A lack of services for families living with autism, hyperactivity, or anxiety led the Canucks Autism Network to partake on a tour of northern B.C. communities.
The Northern Training Tour saw Stephanie Jull, director of programming for the Canucks Autism Network, visit Peace Region communities last week to provide guidance on what autism is and how to interact with those who have it.
“It’s all about how to think from the perspective of a person with autism, as opposed to a bag of tips and tricks,” she said.
Jull says the statistics show that one in 68 kids have autism, which makes it more common than most people think.
“It’s less about how to diagnose your kid, as we leave that for other people, but it does help people understand why they’re seeing the challenges they may be seeing,” said Jull.
The workshops welcomed community recreation staff, coaches, teachers, parents and anyone else that worked with or wanted to know more about kids with autism. Jull said she showed how these people could adapt their communication, coaching or teaching style to support those kids.
“We talk about how you can adapt instructions for someone with a short attention span, and something called show and say, which is never just speak, but also show how to do it as well,” she said, adding that these techniques also work with children that have ADD/ADHD or anxiety issues as well.
“If they’re having a hard time the first day, we don’t give up,” said Jull. “It doesn’t mean they won’t ever like it, it’s just how we keep them going and feel comfortable until they learn to love it.”
Canucks Autism Network held workshops in Fort St. John, Dawson Creek and Tumbler Ridge over the weekend before heading to Burns Lake, Smithers and Prince Rupert this week. Jull said she absolutely wants to come to the north again to hold more workshops in the future.

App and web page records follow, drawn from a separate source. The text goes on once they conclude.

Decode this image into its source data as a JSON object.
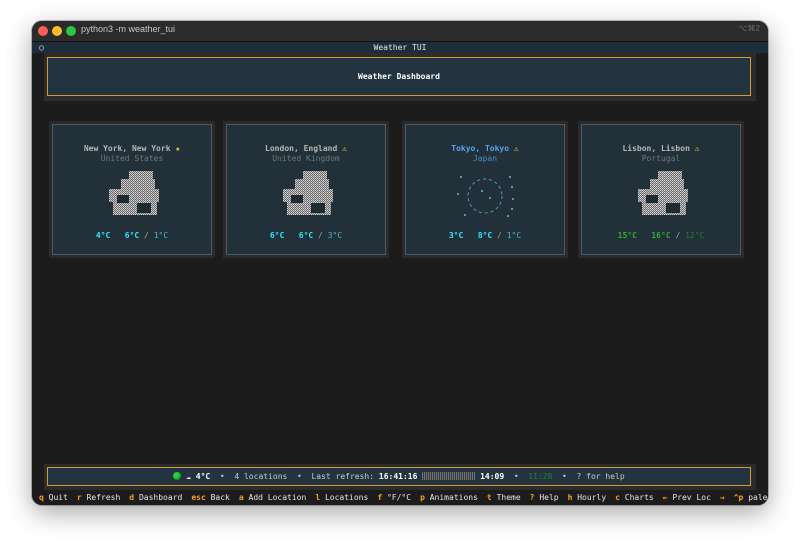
{
  "window": {
    "title": "python3 -m weather_tui",
    "shortcut": "⌥⌘2"
  },
  "app": {
    "title": "Weather TUI",
    "icon": "○"
  },
  "header": {
    "title": "Weather Dashboard"
  },
  "cards": [
    {
      "name": "New York, New York",
      "badge": "★",
      "country": "United States",
      "current": "4°C",
      "high": "6°C",
      "low": "1°C",
      "icon": "cloud-icon"
    },
    {
      "name": "London, England",
      "badge": "⚠",
      "country": "United Kingdom",
      "current": "6°C",
      "high": "6°C",
      "low": "3°C",
      "icon": "cloud-icon"
    },
    {
      "name": "Tokyo, Tokyo",
      "badge": "⚠",
      "country": "Japan",
      "current": "3°C",
      "high": "8°C",
      "low": "1°C",
      "icon": "moon-icon"
    },
    {
      "name": "Lisbon, Lisbon",
      "badge": "⚠",
      "country": "Portugal",
      "current": "15°C",
      "high": "16°C",
      "low": "12°C",
      "icon": "cloud-icon"
    }
  ],
  "status": {
    "weather": "☁ 4°C",
    "bullet": "•",
    "locations": "4 locations",
    "refresh_label": "Last refresh:",
    "refresh_time": "16:41:16",
    "countdown": "14:09",
    "dim_value": "11:28",
    "help": "? for help"
  },
  "footer": [
    {
      "key": "q",
      "label": "Quit"
    },
    {
      "key": "r",
      "label": "Refresh"
    },
    {
      "key": "d",
      "label": "Dashboard"
    },
    {
      "key": "esc",
      "label": "Back"
    },
    {
      "key": "a",
      "label": "Add Location"
    },
    {
      "key": "l",
      "label": "Locations"
    },
    {
      "key": "f",
      "label": "°F/°C"
    },
    {
      "key": "p",
      "label": "Animations"
    },
    {
      "key": "t",
      "label": "Theme"
    },
    {
      "key": "?",
      "label": "Help"
    },
    {
      "key": "h",
      "label": "Hourly"
    },
    {
      "key": "c",
      "label": "Charts"
    },
    {
      "key": "←",
      "label": "Prev Loc"
    },
    {
      "key": "→",
      "label": ""
    },
    {
      "key": "^p",
      "label": "palette"
    }
  ],
  "colors": {
    "accent_border": "#d49a33",
    "selected_city": "#54a7ee",
    "temp_cyan": "#33e6ff",
    "temp_green": "#2fae2f",
    "footer_key": "#f5a02a"
  }
}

“Lots of kids with autism are signing up for things like swimming lessons, community rec staff want to know how to engage those kids,” she said. “We want to make sure (the kids) feel included and that they’re confident in being able to support them.”
For more information about the Canucks Autism Network, visit canucksautism.ca.